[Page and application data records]
■ ■ ■ ■ ■ ■ ■

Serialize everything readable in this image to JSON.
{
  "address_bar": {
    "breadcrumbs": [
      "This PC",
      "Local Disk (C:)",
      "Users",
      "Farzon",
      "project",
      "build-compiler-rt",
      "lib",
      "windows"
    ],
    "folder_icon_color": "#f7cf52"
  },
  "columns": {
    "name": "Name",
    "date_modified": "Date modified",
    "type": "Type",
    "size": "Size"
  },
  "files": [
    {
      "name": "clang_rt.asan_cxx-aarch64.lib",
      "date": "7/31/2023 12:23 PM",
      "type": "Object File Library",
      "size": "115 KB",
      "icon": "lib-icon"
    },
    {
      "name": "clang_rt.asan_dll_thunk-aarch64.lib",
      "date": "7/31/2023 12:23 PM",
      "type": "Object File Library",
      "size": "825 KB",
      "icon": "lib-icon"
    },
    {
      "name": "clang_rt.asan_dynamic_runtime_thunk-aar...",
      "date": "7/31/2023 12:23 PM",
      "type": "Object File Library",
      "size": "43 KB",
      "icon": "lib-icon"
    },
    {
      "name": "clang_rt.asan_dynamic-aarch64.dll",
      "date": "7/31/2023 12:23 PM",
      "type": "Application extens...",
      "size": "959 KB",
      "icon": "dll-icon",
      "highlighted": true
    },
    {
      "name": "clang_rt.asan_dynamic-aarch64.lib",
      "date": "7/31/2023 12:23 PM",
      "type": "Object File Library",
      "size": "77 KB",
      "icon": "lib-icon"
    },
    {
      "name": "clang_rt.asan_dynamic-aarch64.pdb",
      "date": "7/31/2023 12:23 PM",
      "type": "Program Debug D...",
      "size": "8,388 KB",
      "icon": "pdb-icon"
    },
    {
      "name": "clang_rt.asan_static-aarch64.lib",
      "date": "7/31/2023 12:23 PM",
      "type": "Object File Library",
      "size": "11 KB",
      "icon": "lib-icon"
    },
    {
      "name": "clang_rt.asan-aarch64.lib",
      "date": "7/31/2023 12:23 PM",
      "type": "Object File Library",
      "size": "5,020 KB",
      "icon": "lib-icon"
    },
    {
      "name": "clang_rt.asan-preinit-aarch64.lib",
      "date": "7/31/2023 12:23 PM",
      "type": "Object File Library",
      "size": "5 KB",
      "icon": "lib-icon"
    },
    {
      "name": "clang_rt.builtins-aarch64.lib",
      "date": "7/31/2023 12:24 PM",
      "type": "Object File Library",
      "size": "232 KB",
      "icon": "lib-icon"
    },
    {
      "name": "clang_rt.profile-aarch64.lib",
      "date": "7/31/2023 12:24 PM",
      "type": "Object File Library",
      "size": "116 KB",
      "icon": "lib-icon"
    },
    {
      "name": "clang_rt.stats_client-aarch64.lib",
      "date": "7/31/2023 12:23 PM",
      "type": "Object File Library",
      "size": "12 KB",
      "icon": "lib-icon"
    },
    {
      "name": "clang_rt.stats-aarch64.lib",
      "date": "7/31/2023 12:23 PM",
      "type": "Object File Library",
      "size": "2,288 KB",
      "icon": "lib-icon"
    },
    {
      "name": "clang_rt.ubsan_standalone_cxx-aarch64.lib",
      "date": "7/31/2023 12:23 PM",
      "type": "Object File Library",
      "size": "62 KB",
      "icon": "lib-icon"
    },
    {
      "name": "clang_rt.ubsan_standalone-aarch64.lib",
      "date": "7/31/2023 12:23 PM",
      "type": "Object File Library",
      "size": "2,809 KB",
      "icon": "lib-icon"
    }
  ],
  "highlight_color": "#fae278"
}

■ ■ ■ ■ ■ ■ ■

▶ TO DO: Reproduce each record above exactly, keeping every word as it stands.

▶ TASK RESULT:
Serialize everything readable in this image to JSON.
{
  "address_bar": {
    "breadcrumbs": [
      "This PC",
      "Local Disk (C:)",
      "Users",
      "Farzon",
      "project",
      "build-compiler-rt",
      "lib",
      "windows"
    ],
    "folder_icon_color": "#f7cf52"
  },
  "columns": {
    "name": "Name",
    "date_modified": "Date modified",
    "type": "Type",
    "size": "Size"
  },
  "files": [
    {
      "name": "clang_rt.asan_cxx-aarch64.lib",
      "date": "7/31/2023 12:23 PM",
      "type": "Object File Library",
      "size": "115 KB",
      "icon": "lib-icon"
    },
    {
      "name": "clang_rt.asan_dll_thunk-aarch64.lib",
      "date": "7/31/2023 12:23 PM",
      "type": "Object File Library",
      "size": "825 KB",
      "icon": "lib-icon"
    },
    {
      "name": "clang_rt.asan_dynamic_runtime_thunk-aar...",
      "date": "7/31/2023 12:23 PM",
      "type": "Object File Library",
      "size": "43 KB",
      "icon": "lib-icon"
    },
    {
      "name": "clang_rt.asan_dynamic-aarch64.dll",
      "date": "7/31/2023 12:23 PM",
      "type": "Application extens...",
      "size": "959 KB",
      "icon": "dll-icon",
      "highlighted": true
    },
    {
      "name": "clang_rt.asan_dynamic-aarch64.lib",
      "date": "7/31/2023 12:23 PM",
      "type": "Object File Library",
      "size": "77 KB",
      "icon": "lib-icon"
    },
    {
      "name": "clang_rt.asan_dynamic-aarch64.pdb",
      "date": "7/31/2023 12:23 PM",
      "type": "Program Debug D...",
      "size": "8,388 KB",
      "icon": "pdb-icon"
    },
    {
      "name": "clang_rt.asan_static-aarch64.lib",
      "date": "7/31/2023 12:23 PM",
      "type": "Object File Library",
      "size": "11 KB",
      "icon": "lib-icon"
    },
    {
      "name": "clang_rt.asan-aarch64.lib",
      "date": "7/31/2023 12:23 PM",
      "type": "Object File Library",
      "size": "5,020 KB",
      "icon": "lib-icon"
    },
    {
      "name": "clang_rt.asan-preinit-aarch64.lib",
      "date": "7/31/2023 12:23 PM",
      "type": "Object File Library",
      "size": "5 KB",
      "icon": "lib-icon"
    },
    {
      "name": "clang_rt.builtins-aarch64.lib",
      "date": "7/31/2023 12:24 PM",
      "type": "Object File Library",
      "size": "232 KB",
      "icon": "lib-icon"
    },
    {
      "name": "clang_rt.profile-aarch64.lib",
      "date": "7/31/2023 12:24 PM",
      "type": "Object File Library",
      "size": "116 KB",
      "icon": "lib-icon"
    },
    {
      "name": "clang_rt.stats_client-aarch64.lib",
      "date": "7/31/2023 12:23 PM",
      "type": "Object File Library",
      "size": "12 KB",
      "icon": "lib-icon"
    },
    {
      "name": "clang_rt.stats-aarch64.lib",
      "date": "7/31/2023 12:23 PM",
      "type": "Object File Library",
      "size": "2,288 KB",
      "icon": "lib-icon"
    },
    {
      "name": "clang_rt.ubsan_standalone_cxx-aarch64.lib",
      "date": "7/31/2023 12:23 PM",
      "type": "Object File Library",
      "size": "62 KB",
      "icon": "lib-icon"
    },
    {
      "name": "clang_rt.ubsan_standalone-aarch64.lib",
      "date": "7/31/2023 12:23 PM",
      "type": "Object File Library",
      "size": "2,809 KB",
      "icon": "lib-icon"
    }
  ],
  "highlight_color": "#fae278"
}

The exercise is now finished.